## PROVIDED DATA
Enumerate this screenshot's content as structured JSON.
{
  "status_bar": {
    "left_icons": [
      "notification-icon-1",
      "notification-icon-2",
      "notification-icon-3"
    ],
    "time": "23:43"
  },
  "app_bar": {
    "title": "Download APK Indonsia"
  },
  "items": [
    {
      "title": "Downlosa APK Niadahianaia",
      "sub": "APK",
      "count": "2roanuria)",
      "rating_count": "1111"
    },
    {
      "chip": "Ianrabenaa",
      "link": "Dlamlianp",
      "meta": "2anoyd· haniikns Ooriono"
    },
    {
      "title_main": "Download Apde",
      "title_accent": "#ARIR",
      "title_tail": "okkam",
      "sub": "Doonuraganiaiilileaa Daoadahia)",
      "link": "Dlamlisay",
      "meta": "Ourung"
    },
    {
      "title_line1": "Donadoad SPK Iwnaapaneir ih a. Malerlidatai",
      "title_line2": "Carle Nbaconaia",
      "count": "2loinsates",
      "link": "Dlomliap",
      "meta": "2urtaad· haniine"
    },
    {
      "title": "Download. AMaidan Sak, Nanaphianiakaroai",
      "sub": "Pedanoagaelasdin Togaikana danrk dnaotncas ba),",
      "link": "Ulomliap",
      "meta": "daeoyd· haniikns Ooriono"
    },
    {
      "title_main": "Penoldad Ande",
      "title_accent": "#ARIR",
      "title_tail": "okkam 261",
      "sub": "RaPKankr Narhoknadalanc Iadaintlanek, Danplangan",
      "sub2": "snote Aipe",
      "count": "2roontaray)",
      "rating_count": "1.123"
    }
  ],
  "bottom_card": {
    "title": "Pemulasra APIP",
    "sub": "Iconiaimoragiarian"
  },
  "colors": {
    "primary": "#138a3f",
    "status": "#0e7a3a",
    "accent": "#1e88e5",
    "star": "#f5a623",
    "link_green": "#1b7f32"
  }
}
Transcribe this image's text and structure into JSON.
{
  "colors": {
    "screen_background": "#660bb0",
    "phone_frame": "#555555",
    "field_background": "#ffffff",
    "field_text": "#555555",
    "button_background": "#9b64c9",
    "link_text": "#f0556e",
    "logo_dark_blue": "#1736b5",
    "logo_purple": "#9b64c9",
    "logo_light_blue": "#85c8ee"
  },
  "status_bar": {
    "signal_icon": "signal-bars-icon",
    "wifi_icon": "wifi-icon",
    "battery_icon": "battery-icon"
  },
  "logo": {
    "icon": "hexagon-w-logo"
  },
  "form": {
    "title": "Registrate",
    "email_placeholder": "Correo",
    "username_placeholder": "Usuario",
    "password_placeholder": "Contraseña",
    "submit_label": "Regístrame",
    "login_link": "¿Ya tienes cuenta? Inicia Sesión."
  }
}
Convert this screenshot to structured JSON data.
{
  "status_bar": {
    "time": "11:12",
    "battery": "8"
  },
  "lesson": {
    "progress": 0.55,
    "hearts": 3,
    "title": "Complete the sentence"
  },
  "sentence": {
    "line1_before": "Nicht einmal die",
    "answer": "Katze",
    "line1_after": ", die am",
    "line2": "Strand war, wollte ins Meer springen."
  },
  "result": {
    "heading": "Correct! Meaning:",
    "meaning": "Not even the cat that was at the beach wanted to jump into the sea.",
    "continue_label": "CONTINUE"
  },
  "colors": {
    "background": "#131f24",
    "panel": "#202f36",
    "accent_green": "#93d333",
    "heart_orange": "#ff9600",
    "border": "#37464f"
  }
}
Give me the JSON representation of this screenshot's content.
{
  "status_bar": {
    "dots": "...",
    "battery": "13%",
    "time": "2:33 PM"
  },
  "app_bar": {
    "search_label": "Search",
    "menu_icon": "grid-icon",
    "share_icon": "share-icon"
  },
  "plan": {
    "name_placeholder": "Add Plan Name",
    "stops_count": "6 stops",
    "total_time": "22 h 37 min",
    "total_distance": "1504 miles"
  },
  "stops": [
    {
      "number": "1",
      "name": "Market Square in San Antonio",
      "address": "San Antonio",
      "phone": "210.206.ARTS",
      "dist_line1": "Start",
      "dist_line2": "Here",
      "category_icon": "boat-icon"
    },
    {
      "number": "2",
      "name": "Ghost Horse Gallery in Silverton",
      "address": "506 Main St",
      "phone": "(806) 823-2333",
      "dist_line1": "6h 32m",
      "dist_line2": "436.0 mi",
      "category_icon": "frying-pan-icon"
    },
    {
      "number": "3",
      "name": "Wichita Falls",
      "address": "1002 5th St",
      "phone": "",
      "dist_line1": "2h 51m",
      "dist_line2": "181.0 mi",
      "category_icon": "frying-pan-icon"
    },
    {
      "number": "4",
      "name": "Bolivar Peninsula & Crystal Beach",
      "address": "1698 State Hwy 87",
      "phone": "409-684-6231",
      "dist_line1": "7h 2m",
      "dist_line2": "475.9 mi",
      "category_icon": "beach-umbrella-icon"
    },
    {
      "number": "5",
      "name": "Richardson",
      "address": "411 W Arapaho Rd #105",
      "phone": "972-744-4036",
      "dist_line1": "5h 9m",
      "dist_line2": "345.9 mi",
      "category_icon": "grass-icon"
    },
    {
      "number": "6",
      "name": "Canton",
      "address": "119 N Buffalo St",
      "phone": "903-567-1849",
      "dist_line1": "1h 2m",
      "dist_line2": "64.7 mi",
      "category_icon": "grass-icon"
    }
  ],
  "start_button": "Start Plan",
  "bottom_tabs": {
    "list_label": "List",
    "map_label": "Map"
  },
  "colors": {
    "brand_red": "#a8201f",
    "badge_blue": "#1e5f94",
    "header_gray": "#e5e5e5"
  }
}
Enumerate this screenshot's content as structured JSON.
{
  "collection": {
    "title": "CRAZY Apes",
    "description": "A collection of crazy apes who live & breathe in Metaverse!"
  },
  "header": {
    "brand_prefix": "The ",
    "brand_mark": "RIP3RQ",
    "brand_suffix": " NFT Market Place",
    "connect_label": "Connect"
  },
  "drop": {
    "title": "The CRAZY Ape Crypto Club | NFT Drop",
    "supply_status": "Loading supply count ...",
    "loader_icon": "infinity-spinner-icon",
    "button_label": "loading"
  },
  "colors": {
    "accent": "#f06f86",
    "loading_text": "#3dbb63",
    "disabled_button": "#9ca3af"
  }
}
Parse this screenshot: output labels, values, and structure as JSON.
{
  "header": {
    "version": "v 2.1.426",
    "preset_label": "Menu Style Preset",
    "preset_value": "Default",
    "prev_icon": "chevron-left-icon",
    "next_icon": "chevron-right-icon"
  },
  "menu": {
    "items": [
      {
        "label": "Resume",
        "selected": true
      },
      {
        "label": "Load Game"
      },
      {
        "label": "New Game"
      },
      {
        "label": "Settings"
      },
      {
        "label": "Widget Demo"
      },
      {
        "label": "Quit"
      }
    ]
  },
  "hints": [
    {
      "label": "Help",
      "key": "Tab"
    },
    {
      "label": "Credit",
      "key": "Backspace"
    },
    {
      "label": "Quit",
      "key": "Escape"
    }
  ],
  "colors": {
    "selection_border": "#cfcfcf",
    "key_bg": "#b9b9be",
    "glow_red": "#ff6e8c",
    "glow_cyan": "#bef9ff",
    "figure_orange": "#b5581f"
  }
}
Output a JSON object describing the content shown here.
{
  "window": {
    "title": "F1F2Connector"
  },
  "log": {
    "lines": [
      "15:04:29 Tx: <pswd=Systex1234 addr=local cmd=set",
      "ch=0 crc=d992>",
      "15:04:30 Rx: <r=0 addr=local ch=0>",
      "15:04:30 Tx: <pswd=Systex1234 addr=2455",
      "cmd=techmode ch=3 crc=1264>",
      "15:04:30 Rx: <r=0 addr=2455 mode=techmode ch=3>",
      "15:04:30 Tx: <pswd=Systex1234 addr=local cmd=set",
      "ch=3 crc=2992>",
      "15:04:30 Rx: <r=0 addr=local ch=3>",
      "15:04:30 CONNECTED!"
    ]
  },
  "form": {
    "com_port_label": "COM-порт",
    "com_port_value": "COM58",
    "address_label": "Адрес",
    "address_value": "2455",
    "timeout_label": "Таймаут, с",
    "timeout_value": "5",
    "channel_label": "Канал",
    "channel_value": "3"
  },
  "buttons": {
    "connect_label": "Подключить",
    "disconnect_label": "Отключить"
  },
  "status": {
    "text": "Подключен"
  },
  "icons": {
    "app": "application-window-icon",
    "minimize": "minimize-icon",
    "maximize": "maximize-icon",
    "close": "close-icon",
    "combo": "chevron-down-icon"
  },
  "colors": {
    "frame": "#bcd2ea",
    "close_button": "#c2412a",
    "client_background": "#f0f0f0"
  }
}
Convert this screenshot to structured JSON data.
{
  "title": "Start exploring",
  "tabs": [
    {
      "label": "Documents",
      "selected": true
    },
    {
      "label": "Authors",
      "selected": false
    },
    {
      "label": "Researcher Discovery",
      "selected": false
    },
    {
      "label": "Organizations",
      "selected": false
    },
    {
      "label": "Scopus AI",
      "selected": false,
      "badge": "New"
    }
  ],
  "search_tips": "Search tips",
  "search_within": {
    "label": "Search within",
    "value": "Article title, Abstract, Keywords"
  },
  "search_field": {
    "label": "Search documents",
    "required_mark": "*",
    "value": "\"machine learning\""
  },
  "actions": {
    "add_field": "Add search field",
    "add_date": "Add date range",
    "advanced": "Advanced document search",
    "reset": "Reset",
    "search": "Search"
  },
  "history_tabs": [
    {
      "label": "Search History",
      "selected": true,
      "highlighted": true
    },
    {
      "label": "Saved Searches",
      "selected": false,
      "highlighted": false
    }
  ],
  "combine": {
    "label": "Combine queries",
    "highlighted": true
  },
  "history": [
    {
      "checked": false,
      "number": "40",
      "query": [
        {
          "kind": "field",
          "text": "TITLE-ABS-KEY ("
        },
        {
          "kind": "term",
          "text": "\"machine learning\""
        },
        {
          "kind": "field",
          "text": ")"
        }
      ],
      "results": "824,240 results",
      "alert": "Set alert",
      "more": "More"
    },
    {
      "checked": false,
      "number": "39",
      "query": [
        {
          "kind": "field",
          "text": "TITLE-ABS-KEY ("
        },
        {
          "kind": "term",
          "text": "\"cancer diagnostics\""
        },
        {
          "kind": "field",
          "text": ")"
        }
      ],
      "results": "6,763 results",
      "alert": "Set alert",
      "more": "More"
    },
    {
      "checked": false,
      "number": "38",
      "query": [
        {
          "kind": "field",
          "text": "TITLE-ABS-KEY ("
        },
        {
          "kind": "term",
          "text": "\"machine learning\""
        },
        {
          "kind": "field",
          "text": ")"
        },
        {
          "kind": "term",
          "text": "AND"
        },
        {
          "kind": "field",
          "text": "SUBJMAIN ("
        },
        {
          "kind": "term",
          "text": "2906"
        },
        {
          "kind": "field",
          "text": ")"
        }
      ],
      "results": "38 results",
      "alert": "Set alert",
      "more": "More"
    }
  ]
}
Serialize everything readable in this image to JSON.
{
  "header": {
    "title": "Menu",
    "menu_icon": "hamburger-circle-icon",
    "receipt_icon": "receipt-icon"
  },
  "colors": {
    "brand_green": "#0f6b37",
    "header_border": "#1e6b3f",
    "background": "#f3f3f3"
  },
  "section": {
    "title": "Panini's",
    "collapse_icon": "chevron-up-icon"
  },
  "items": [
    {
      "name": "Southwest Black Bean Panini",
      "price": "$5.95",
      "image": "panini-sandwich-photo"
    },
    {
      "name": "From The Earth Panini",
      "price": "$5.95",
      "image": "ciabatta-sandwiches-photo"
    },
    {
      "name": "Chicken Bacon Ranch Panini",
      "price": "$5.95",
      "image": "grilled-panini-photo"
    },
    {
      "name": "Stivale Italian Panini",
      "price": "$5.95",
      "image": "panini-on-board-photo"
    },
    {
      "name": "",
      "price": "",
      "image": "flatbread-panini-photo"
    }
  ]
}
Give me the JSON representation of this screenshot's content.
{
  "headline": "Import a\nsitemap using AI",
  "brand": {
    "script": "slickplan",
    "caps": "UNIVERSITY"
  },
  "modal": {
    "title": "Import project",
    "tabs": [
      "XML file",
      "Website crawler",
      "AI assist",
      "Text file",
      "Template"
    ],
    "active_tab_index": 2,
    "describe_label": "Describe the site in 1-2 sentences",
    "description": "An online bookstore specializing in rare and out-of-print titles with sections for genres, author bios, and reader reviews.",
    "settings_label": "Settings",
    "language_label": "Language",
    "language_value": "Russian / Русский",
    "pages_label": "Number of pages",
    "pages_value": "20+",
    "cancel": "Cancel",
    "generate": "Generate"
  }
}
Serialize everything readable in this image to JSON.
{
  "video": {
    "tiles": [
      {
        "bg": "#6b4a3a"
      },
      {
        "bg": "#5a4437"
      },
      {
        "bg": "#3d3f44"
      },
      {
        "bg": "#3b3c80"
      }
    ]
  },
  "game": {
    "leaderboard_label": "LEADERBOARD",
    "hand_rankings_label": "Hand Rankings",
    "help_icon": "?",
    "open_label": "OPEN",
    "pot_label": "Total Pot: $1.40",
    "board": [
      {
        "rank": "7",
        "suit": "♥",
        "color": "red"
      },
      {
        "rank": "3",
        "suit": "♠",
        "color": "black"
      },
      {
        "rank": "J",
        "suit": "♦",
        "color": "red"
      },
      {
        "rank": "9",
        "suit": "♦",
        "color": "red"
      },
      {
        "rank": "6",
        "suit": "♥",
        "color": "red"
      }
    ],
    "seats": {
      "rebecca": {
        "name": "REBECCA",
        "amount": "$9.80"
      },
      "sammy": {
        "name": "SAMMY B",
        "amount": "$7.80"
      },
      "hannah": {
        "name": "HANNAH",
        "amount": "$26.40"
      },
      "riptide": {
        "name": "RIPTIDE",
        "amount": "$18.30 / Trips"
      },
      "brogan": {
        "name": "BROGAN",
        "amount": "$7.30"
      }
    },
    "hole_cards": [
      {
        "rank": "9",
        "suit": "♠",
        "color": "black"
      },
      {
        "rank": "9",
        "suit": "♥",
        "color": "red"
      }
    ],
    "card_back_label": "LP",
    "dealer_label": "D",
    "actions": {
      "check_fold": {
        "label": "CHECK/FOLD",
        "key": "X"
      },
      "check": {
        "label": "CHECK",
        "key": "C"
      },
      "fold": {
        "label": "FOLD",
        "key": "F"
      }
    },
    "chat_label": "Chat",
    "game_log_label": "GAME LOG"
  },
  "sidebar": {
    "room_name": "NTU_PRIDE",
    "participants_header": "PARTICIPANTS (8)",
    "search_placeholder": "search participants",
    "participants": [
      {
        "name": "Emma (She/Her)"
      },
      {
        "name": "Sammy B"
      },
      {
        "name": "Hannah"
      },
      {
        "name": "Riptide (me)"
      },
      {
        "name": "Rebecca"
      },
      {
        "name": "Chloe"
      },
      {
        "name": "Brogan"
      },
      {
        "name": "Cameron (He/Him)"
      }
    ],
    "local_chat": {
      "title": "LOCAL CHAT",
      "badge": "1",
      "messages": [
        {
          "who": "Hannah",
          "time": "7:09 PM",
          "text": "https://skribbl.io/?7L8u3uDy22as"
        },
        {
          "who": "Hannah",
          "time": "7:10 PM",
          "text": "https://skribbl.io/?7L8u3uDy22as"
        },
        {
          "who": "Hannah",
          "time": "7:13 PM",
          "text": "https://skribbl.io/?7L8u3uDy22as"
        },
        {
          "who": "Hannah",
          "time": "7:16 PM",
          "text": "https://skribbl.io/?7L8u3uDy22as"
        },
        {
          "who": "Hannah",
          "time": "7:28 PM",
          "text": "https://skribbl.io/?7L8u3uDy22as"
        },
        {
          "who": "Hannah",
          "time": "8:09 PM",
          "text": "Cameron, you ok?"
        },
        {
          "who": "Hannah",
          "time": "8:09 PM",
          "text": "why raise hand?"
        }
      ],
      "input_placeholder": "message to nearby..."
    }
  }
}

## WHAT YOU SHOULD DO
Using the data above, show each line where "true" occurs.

## WORKED SOLUTION
        "selected": true
      "selected": true
      "selected": true,
      "highlighted": true
    "highlighted": true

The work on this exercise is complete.